**Activity**
Scan the entries that follow and copy out every line containing "text".
--- Exercise data Enclosed Below ---
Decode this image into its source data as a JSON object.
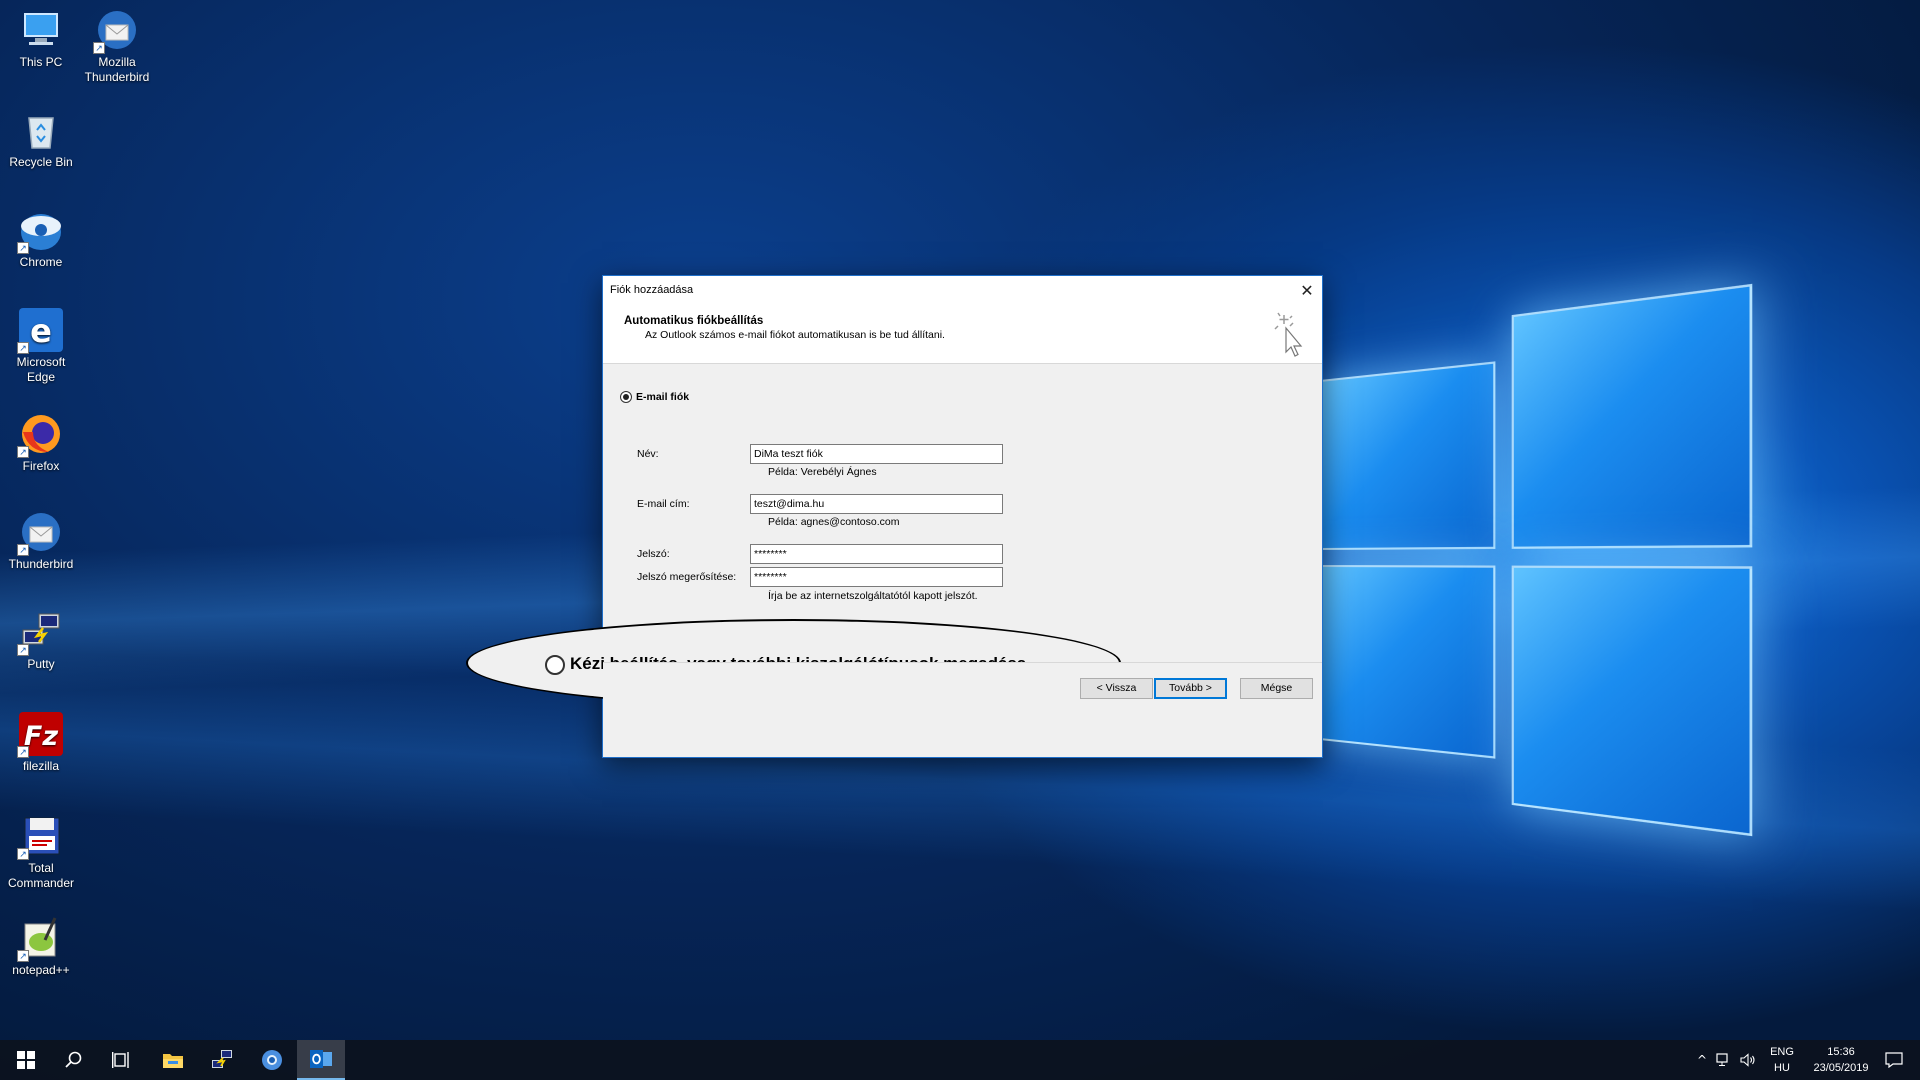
{
  "desktop": {
    "icons": [
      {
        "name": "this-pc",
        "label": "This PC"
      },
      {
        "name": "mozilla-thunderbird",
        "label": "Mozilla Thunderbird"
      },
      {
        "name": "recycle-bin",
        "label": "Recycle Bin"
      },
      {
        "name": "chrome",
        "label": "Chrome"
      },
      {
        "name": "microsoft-edge",
        "label": "Microsoft Edge"
      },
      {
        "name": "firefox",
        "label": "Firefox"
      },
      {
        "name": "thunderbird",
        "label": "Thunderbird"
      },
      {
        "name": "putty",
        "label": "Putty"
      },
      {
        "name": "filezilla",
        "label": "filezilla"
      },
      {
        "name": "total-commander",
        "label": "Total Commander"
      },
      {
        "name": "notepad-plus-plus",
        "label": "notepad++"
      }
    ]
  },
  "dialog": {
    "title": "Fiók hozzáadása",
    "close_glyph": "✕",
    "header": {
      "heading": "Automatikus fiókbeállítás",
      "subheading": "Az Outlook számos e-mail fiókot automatikusan is be tud állítani."
    },
    "email_account_option": "E-mail fiók",
    "fields": {
      "name": {
        "label": "Név:",
        "value": "DiMa teszt fiók",
        "hint": "Példa: Verebélyi Ágnes"
      },
      "email": {
        "label": "E-mail cím:",
        "value": "teszt@dima.hu",
        "hint": "Példa: agnes@contoso.com"
      },
      "password": {
        "label": "Jelszó:",
        "value": "********"
      },
      "password_confirm": {
        "label": "Jelszó megerősítése:",
        "value": "********"
      },
      "password_hint": "Írja be az internetszolgáltatótól kapott jelszót."
    },
    "manual_option": "Kézi beállítás, vagy további kiszolgálótípusok megadása",
    "buttons": {
      "back": "< Vissza",
      "next": "Tovább >",
      "cancel": "Mégse"
    }
  },
  "taskbar": {
    "language": "ENG",
    "locale": "HU",
    "time": "15:36",
    "date": "23/05/2019"
  },
  "colors": {
    "accent": "#0078d7",
    "taskbar": "#0c121e"
  }
}
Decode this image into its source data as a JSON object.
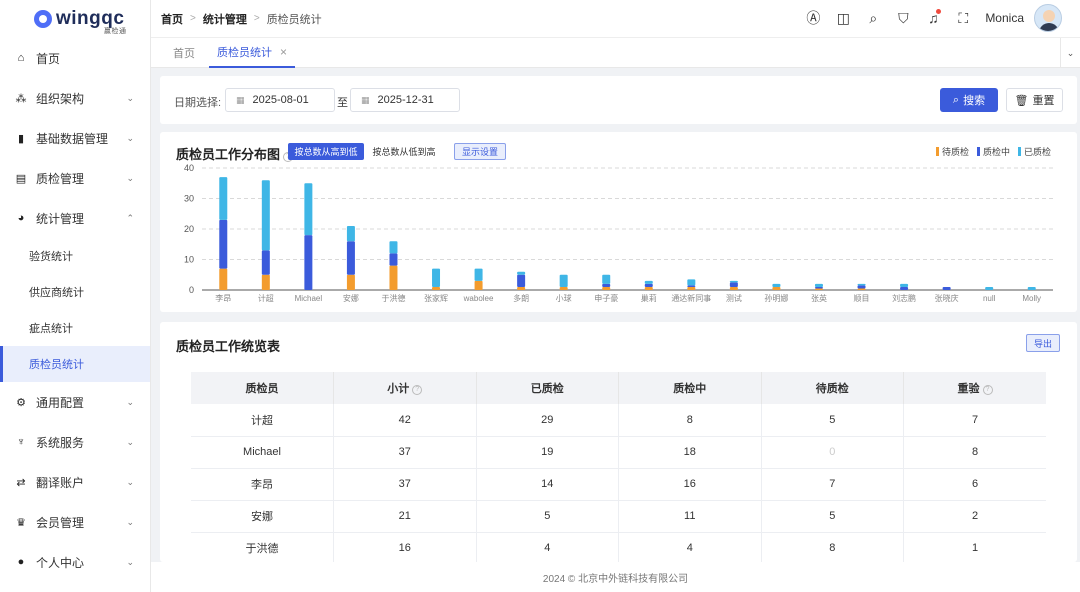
{
  "app": {
    "name": "wingqc",
    "sub": "赢检通"
  },
  "sidebar": {
    "items": [
      {
        "label": "首页",
        "icon": "home-icon",
        "glyph": "⌂",
        "chevron": ""
      },
      {
        "label": "组织架构",
        "icon": "org-icon",
        "glyph": "⁂",
        "chevron": "⌄"
      },
      {
        "label": "基础数据管理",
        "icon": "bar-chart-icon",
        "glyph": "▮",
        "chevron": "⌄"
      },
      {
        "label": "质检管理",
        "icon": "inspect-icon",
        "glyph": "▤",
        "chevron": "⌄"
      },
      {
        "label": "统计管理",
        "icon": "pie-chart-icon",
        "glyph": "◕",
        "chevron": "⌃"
      }
    ],
    "sub_items": [
      {
        "label": "验货统计"
      },
      {
        "label": "供应商统计"
      },
      {
        "label": "疵点统计"
      },
      {
        "label": "质检员统计"
      }
    ],
    "items_after": [
      {
        "label": "通用配置",
        "icon": "gear-icon",
        "glyph": "⚙",
        "chevron": "⌄"
      },
      {
        "label": "系统服务",
        "icon": "service-icon",
        "glyph": "♆",
        "chevron": "⌄"
      },
      {
        "label": "翻译账户",
        "icon": "translate-icon",
        "glyph": "⇄",
        "chevron": "⌄"
      },
      {
        "label": "会员管理",
        "icon": "crown-icon",
        "glyph": "♛",
        "chevron": "⌄"
      },
      {
        "label": "个人中心",
        "icon": "user-icon",
        "glyph": "●",
        "chevron": "⌄"
      }
    ]
  },
  "header": {
    "breadcrumb": [
      "首页",
      "统计管理",
      "质检员统计"
    ],
    "username": "Monica",
    "icons": [
      "ai-icon",
      "layout-icon",
      "search-icon",
      "shirt-icon",
      "bell-icon",
      "fullscreen-icon"
    ]
  },
  "tabs": {
    "home": "首页",
    "active": "质检员统计",
    "close": "×"
  },
  "search": {
    "date_label": "日期选择:",
    "start_date": "2025-08-01",
    "to_label": "至",
    "end_date": "2025-12-31",
    "search_label": "搜索",
    "reset_label": "重置"
  },
  "chart_card": {
    "title": "质检员工作分布图",
    "sort_desc": "按总数从高到低",
    "sort_asc": "按总数从低到高",
    "display_settings": "显示设置",
    "legend": [
      {
        "label": "待质检",
        "color": "#f39c2e"
      },
      {
        "label": "质检中",
        "color": "#3b5bdb"
      },
      {
        "label": "已质检",
        "color": "#3fb6e6"
      }
    ]
  },
  "chart_data": {
    "type": "bar",
    "stacked": true,
    "ylim": [
      0,
      40
    ],
    "yticks": [
      0,
      10,
      20,
      30,
      40
    ],
    "categories": [
      "李昂",
      "计超",
      "Michael",
      "安娜",
      "于洪德",
      "张家辉",
      "wabolee",
      "多朗",
      "小球",
      "申子豪",
      "巢莉",
      "通达新同事",
      "测试",
      "孙明娜",
      "张英",
      "顺目",
      "刘志鹏",
      "张晓庆",
      "null",
      "Molly"
    ],
    "series": [
      {
        "name": "待质检",
        "color": "#f39c2e",
        "values": [
          7,
          5,
          0,
          5,
          8,
          1,
          3,
          1,
          1,
          1,
          1,
          1,
          1,
          1,
          0.5,
          0.5,
          0,
          0,
          0,
          0
        ]
      },
      {
        "name": "质检中",
        "color": "#3b5bdb",
        "values": [
          16,
          8,
          18,
          11,
          4,
          0,
          0,
          4,
          0,
          1,
          1,
          0.5,
          1.5,
          0,
          0.5,
          1,
          1,
          1,
          0,
          0
        ]
      },
      {
        "name": "已质检",
        "color": "#3fb6e6",
        "values": [
          14,
          23,
          17,
          5,
          4,
          6,
          4,
          1,
          4,
          3,
          1,
          2,
          0.5,
          1,
          1,
          0.5,
          1,
          0,
          1,
          1
        ]
      }
    ]
  },
  "table_card": {
    "title": "质检员工作统览表",
    "export_label": "导出",
    "columns": [
      {
        "label": "质检员",
        "help": false
      },
      {
        "label": "小计",
        "help": true
      },
      {
        "label": "已质检",
        "help": false
      },
      {
        "label": "质检中",
        "help": false
      },
      {
        "label": "待质检",
        "help": false
      },
      {
        "label": "重验",
        "help": true
      }
    ],
    "rows": [
      [
        "计超",
        "42",
        "29",
        "8",
        "5",
        "7"
      ],
      [
        "Michael",
        "37",
        "19",
        "18",
        "0",
        "8"
      ],
      [
        "李昂",
        "37",
        "14",
        "16",
        "7",
        "6"
      ],
      [
        "安娜",
        "21",
        "5",
        "11",
        "5",
        "2"
      ],
      [
        "于洪德",
        "16",
        "4",
        "4",
        "8",
        "1"
      ]
    ]
  },
  "footer": {
    "text": "2024 © 北京中外链科技有限公司"
  }
}
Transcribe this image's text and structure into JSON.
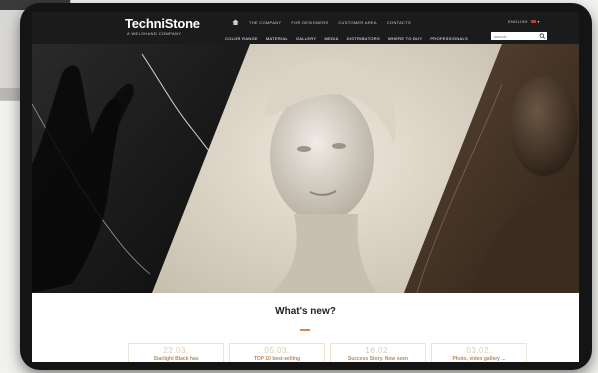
{
  "brand": {
    "name": "TechniStone",
    "tagline": "A WELSHAND COMPANY"
  },
  "top_nav": [
    "THE COMPANY",
    "FOR DESIGNERS",
    "CUSTOMER AREA",
    "CONTACTS"
  ],
  "language": "ENGLISH",
  "main_nav": [
    "COLOR RANGE",
    "MATERIAL",
    "GALLERY",
    "MEDIA",
    "DISTRIBUTORS",
    "WHERE TO BUY",
    "PROFESSIONALS"
  ],
  "search": {
    "placeholder": "search..."
  },
  "news": {
    "title": "What's new?",
    "items": [
      {
        "date": "22.03.",
        "title": "Starlight Black has"
      },
      {
        "date": "05.03.",
        "title": "TOP 10 best-selling"
      },
      {
        "date": "16.02.",
        "title": "Success Story. Now seen"
      },
      {
        "date": "03.02.",
        "title": "Photo, video gallery ..."
      }
    ]
  },
  "colors": {
    "accent": "#d5894b",
    "header_bg": "#1b1b1b",
    "date_color": "#e4c9a8"
  }
}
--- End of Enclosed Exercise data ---
**Task response**
    "text": "2024 © 北京中外链科技有限公司"
Transcribe this image's text and structure into JSON.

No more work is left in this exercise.